Kober announced she was quitting today (30 January) following months of attacks on her regime for promoting the Haringey Development Vehicle (HDV), which is bitterly opposed by unions, left-wing activists, Momentum-supporting Labour councillors and other opposition councillors. Last week the Labour Party called on the council to reconsider the partnership.
With local elections taking place in May, and anti-HDV candidates having been selected for Labour in a majority of seats, Kober’s departure makes it considerably less likely that the HDV will progress.
The £1 billion-plus redevelopment was set to create up to 6,400 homes, as well as new schools, a health centre and a new town centre for Wood Green.
But Lendlease has indicated that it would like to continue working with the council on plans for the area.
A spokesperson said: ‘We respect the decision announced by Haringey’s leader Claire Kober.
‘Lendlease remains committed to the people of Haringey and helping deliver the new homes, infrastructure and community facilities that everyone agrees are much needed. We stand ready to discuss further the best potential way to do this.”
Many opponents of the HDV have argued that Haringey should not enter a joint venture agreement with Lendlease, citing the developer’s deal with Southwark Council to redevelop the Heygate estate, where onsite affordable housing provision was minimal.
Unions also opposed the joint venture because of the firm’s involvement in union blacklisting.
Lendlease, however, says that its involvement in that scandal was ‘minimal’ and says ‘it does not tolerate this activity’.
Other opponents of the HDV have set themselves in opposition to the principle of the joint venture deal – which would see Haringey putting land worth tens of millions of pounds into a joint venture company with Lendlease.
Last week on Newsnight, Momentum leader Jon Lansman said: ‘I can understand why in the past Labour councils might have thought you need to do those sorts of deals as perhaps the only option, but I think now we could be only months away from a Corbyn government. I think we have got a bigger opportunity here to radically change.’
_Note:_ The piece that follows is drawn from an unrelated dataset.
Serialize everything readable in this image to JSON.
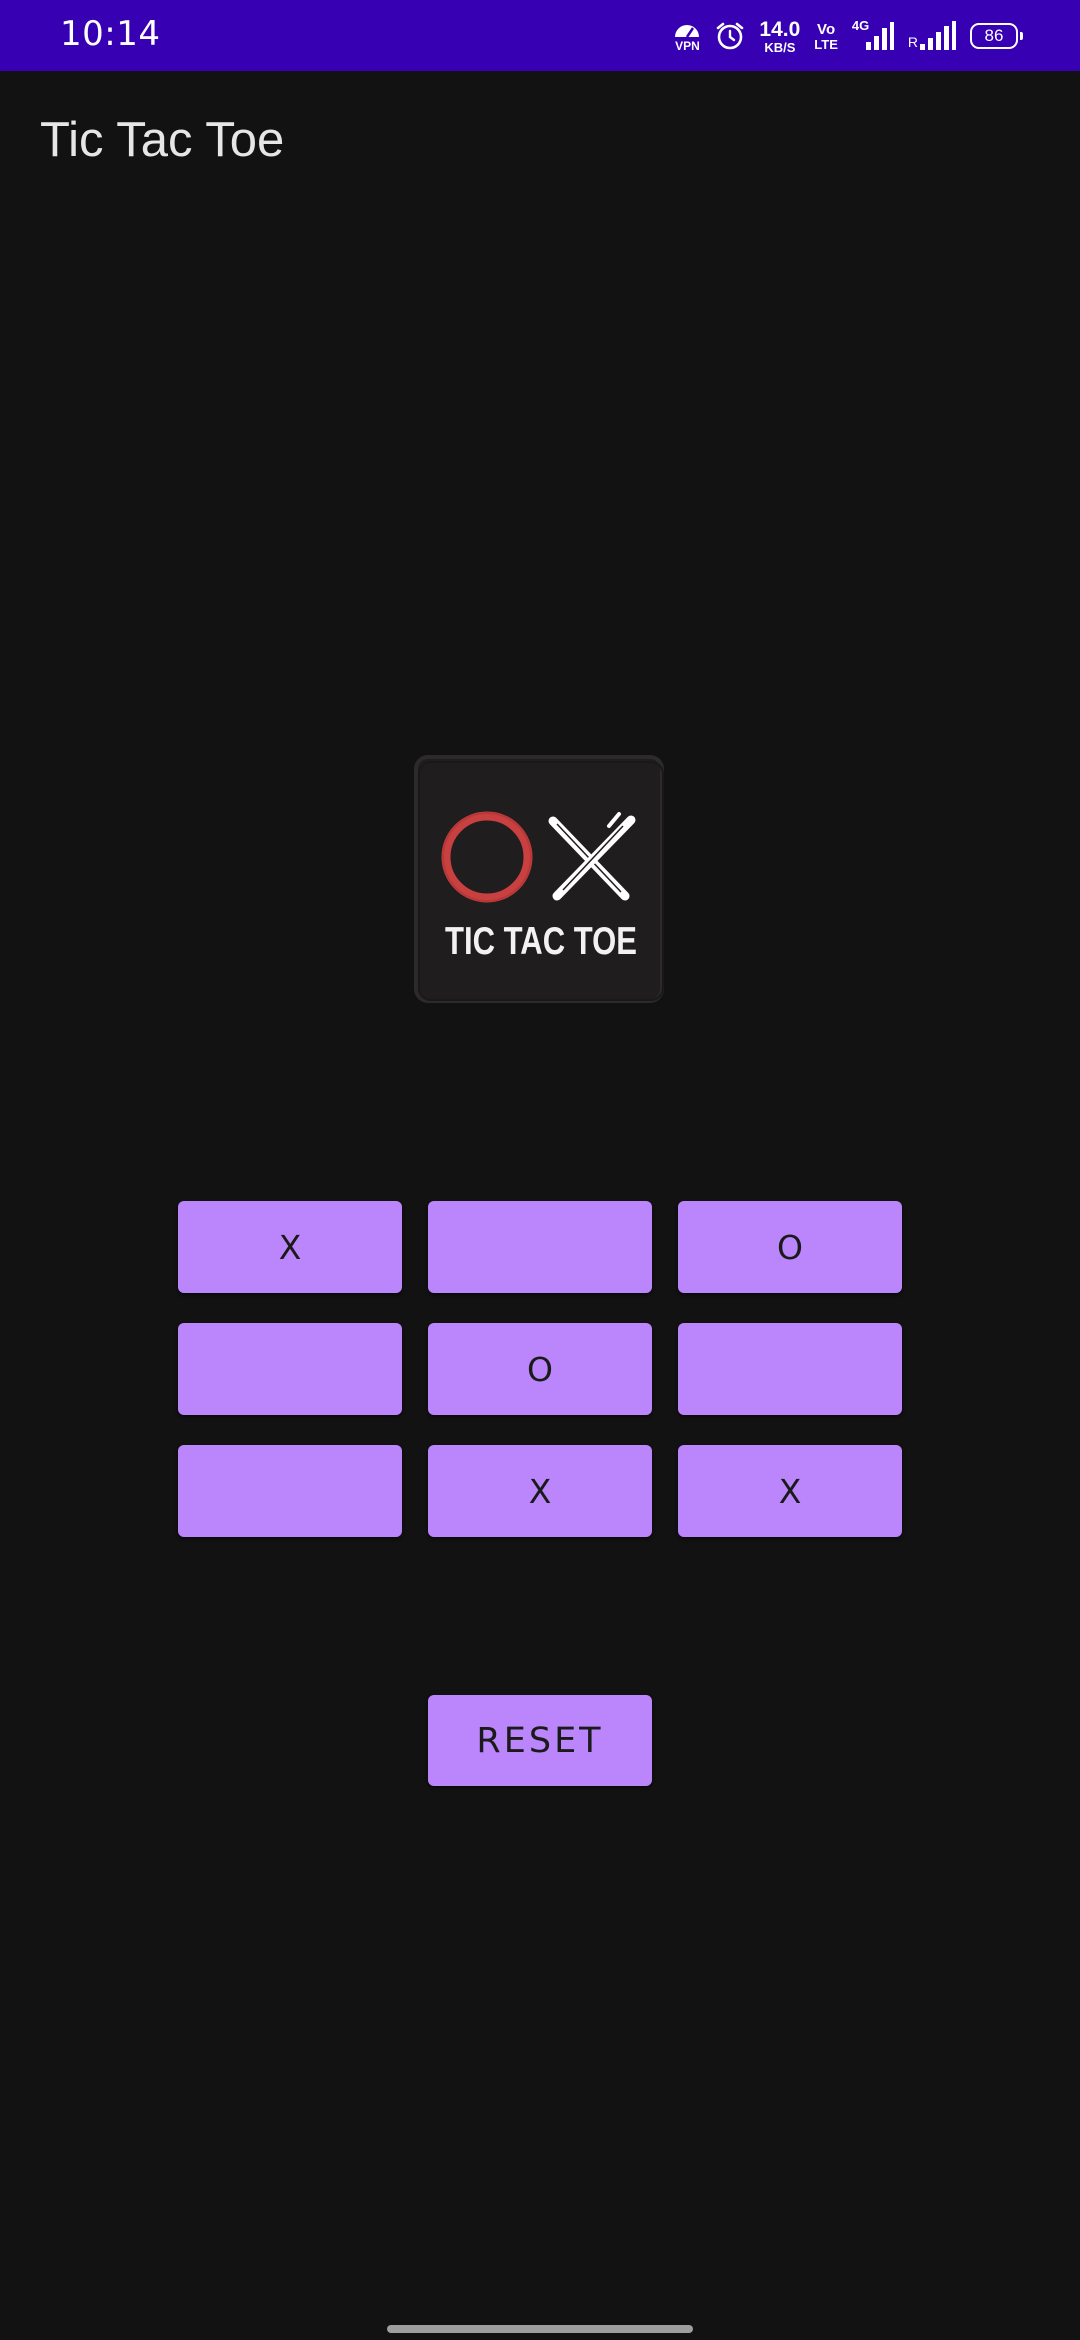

In her valedictory statement, Kober said: ‘I have been motivated by a sense of injustice throughout my whole life.
‘Tackling poverty and inequality has always been my priority. Where this is entrenched, it is my view that social and economic change is most successfully delivered alongside physical regeneration – indeed I think the former is impossible without the latter in these cases.
‘That is why I am passionate about both improving education and delivering regeneration.
‘This is not always a popular or easy path to take but I believe in facing up to difficult decisions rather than retreating to a position that feels safer or more comfortable.’
The council is still awaiting the result of an application for judicial review into the HDV brought by former Green Party parliamentary candidate Gordon Peters.